If you’re familiar with developer Amanita Design and its previous works like Machinarium and Botanicula, then you know what to expect from Samorost 3: a beautiful yet menacingly-abstract art style, seemingly simple puzzles that harbor a hidden degree of cleverness, quirky characters that grip your soul with whimsy and charm, and a world that crosses the playfulness of a children’s book with darker adult themes.
Samorost 3 has a palpably brilliant aesthetic. The chalk-dust craterous moons, lush Amazonian forests, and cool-tone bioluminescent caves pop with a variety of color and texture that envelops the player in a feeling of uneasy and desolate warmth. The isolation of our hero the gnome in the vast sabal of space beautifully juxtaposes the inviting and enrapturing nature of the art style. If Wilhelm and Jacob Grimm were alive today, they would most assuredly lend their stories to the artistic talents of Amanita. Every screen looks as if it was torn straight from the pages of a classic 19th-century fairy tale and reimagined for modern computer monitors.
Where Samorost 3 sets itself apart from other games of its ilk is in its sound design and musicality. Nearly every sound effect was done by voice; every pop, boom, crash, whoosh, huff, puff, click, and chirp comes from someone’s mouth. It adds such a unique flair to the overall presentation of the world. The first time you see the gnome take off in its spaceship and hear the launch accompanied by someone roaring through pursed lips to belt out the sound of rockets firing, you can’t help but laugh out loud. It works wonderfully, though, and is an extraordinary thread of the Samorost 3 cosmos.

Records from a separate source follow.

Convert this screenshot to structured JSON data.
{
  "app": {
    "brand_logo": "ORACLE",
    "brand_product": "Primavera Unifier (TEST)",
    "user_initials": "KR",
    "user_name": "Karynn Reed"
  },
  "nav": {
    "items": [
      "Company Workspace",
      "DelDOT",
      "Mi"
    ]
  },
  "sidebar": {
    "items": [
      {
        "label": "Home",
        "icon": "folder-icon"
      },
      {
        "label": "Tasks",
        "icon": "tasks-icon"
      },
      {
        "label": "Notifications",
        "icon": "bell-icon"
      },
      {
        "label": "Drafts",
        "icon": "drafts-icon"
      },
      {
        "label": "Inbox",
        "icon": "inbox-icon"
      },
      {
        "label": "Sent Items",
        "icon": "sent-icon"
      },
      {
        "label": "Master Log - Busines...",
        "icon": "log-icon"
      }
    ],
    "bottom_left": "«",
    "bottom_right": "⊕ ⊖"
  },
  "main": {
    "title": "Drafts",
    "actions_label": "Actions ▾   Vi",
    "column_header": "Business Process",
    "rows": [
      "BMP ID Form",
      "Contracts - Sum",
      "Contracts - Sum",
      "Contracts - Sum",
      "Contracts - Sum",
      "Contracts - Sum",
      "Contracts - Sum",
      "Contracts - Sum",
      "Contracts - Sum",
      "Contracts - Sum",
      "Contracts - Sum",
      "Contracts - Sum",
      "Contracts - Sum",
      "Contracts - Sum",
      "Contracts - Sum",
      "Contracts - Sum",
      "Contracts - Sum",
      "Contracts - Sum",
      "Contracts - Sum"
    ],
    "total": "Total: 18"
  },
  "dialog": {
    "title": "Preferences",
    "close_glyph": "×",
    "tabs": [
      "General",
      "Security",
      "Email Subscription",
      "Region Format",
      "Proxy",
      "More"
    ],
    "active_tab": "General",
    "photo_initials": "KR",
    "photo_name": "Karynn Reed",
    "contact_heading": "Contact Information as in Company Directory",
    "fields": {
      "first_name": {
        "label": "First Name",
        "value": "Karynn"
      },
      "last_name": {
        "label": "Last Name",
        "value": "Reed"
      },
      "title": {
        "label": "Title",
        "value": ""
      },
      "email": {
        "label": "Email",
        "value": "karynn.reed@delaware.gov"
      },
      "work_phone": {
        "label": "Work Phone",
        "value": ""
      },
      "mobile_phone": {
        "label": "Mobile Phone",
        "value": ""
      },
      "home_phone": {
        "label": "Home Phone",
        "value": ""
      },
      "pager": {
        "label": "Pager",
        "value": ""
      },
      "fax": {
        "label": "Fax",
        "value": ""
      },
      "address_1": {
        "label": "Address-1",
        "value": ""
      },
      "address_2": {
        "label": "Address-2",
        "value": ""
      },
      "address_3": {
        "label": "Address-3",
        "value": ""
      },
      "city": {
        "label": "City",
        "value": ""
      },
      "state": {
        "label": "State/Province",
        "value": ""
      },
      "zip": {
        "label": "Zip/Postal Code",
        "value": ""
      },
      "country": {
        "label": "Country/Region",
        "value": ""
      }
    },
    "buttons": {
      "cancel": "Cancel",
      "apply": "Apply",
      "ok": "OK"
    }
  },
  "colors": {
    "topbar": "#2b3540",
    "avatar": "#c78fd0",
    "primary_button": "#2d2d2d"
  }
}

The exquisite sound design extends to the musical score. Sweeping violins, resounding drums, and more eclectic instruments riddle the soundtrack with a complexity of beats and melodies. The sheer variety of symphonic tone sets Samorost 3 apart. In a matter of minutes, you will be taken from the grand halls of an orchestral performance to the jungles during a tribal celebration to the head-banging front row of a rock concert. Through my entire play time I constantly had my head bopping, hips moving, or foot tapping. Most scores take on the role of being the “icing on the cake,” but in Samorost 3 the score is baked right into every aspect of Samorost 3’s design and holds the game together.

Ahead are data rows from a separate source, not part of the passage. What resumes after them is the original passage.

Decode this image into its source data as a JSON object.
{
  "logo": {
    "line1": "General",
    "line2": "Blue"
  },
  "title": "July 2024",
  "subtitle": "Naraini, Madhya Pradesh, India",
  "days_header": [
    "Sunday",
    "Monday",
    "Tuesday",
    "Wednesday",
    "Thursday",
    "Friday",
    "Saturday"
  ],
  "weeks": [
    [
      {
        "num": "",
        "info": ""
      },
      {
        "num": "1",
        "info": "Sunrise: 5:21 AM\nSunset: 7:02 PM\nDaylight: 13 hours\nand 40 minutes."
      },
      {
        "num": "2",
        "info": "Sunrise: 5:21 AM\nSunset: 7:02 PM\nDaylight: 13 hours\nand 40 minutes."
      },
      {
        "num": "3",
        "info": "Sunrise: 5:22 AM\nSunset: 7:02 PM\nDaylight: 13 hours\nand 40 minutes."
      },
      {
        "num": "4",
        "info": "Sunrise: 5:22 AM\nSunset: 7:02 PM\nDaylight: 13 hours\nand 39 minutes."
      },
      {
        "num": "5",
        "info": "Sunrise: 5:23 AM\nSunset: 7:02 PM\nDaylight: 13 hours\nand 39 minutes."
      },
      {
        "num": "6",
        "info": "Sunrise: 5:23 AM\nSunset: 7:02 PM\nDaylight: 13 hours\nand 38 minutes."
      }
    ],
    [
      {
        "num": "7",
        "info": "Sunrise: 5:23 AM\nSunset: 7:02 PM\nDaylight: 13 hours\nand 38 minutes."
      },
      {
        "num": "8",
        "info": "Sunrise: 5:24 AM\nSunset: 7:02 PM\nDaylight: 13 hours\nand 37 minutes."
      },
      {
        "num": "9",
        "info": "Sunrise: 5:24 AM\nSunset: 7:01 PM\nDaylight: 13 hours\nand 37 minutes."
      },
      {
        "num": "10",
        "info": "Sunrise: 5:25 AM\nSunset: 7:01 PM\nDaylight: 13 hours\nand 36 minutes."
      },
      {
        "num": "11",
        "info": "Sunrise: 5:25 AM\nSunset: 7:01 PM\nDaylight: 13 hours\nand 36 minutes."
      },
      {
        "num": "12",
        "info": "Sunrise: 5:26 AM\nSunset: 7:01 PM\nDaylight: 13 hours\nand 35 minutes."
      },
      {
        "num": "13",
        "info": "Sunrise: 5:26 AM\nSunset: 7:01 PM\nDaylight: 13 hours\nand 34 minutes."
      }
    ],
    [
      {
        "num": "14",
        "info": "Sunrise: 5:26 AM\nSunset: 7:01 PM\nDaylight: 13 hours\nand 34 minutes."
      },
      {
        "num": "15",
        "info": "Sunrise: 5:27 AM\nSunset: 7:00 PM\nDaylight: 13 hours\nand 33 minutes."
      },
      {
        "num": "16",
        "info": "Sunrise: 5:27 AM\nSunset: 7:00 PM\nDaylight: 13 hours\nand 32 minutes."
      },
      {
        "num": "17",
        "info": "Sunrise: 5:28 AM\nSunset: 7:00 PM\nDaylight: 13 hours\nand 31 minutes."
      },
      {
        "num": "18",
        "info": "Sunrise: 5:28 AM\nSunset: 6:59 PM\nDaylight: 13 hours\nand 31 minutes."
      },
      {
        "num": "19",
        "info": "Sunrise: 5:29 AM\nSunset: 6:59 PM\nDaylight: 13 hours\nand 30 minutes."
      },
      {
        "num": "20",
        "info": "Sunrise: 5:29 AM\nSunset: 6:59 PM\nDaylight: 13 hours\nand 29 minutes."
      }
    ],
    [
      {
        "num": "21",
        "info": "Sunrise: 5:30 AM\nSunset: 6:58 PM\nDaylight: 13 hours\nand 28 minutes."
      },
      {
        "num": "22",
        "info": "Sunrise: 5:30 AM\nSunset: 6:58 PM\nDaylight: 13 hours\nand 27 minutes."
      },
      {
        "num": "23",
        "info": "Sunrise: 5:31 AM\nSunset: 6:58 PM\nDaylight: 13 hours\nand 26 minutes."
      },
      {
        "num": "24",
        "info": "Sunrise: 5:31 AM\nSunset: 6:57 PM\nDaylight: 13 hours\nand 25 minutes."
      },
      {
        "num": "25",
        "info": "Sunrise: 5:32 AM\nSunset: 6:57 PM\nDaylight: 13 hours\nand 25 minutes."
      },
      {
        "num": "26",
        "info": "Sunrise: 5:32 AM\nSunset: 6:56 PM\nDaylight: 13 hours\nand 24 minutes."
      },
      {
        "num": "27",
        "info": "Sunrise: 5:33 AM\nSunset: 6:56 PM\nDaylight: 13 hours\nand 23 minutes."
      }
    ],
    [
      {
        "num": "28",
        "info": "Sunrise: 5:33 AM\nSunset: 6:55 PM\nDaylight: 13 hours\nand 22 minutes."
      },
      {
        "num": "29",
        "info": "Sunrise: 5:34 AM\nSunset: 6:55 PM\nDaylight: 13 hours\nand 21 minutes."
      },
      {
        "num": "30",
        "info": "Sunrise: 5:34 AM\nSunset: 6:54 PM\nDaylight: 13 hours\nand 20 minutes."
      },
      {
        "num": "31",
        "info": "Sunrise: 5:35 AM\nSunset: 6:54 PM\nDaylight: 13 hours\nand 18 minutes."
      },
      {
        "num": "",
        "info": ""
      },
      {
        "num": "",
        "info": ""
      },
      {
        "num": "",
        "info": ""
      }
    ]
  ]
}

In fact, how the gnome interacts with the world in many ways is through its horn. It carries around a golden horn that doubles as an ear trumpet. Certain objects in the world will emit a pulsing circle of sound waves, to which the gnome will listen to through the horn and then play back the melody to activate the object. This will most often end up withdrawing the spirit of the object, in which a crudely-drawn (but fitting the art style) outline of a character or characters will tell the story of the object that just listened to. Again, these little scenes are combined with human sound effects, so it gives off the fantastic impression of a child playing and acting out one of their own drawings. Sometimes these spirits will give the gnome clues as to how to solve a puzzle or navigate the screen.
With your help, the gnome proves pretty adept at solving puzzles. Most begin with having to interact with a character that needs something, or needs you to do something for them. Traversing back and forth between multiple screens to pull levers and push buttons that change and move objects elsewhere is part and parcel to the Samorost 3 puzzle experience. Many of the aforementioned spirits will become puzzles as well; some might require you to combine a mixture of different colored circles until there are no circles left (like colors combine, while dissimilar colors reflect each other). The best part about the puzzle design was how often I turned to the pen and paper. A great metric for measuring the quality of a puzzle is how often you have to take notes, and Samorost 3 had me frantically scribbling on a notepad.
The true icing on the cake of Samorost 3 is the odds and ends throughout the world to be discovered. As you fly your spaceship from planet to moon to asteroid to other planet you’ll find tons of creatures and objects that can be played with. A glowing antelope leaps in the background across each screen of one planet…how do you catch it? A mimicking parrot copies several other critters on another planet…what happens if you copy each critter in a specific sequence? These awesome side puzzles are scattered throughout the galaxy and really help to flesh out the world. Many will even reward you with spirit icons that can be collected. Each has a beat or melody attached to it and can be played in the inventory screen. When multiple icons are played simultaneously, the parts converge to create a larger whole. I’ve yet to complete the song and see what comes of it, but I’m more than happy to continue exploring Samorost 3 to find out.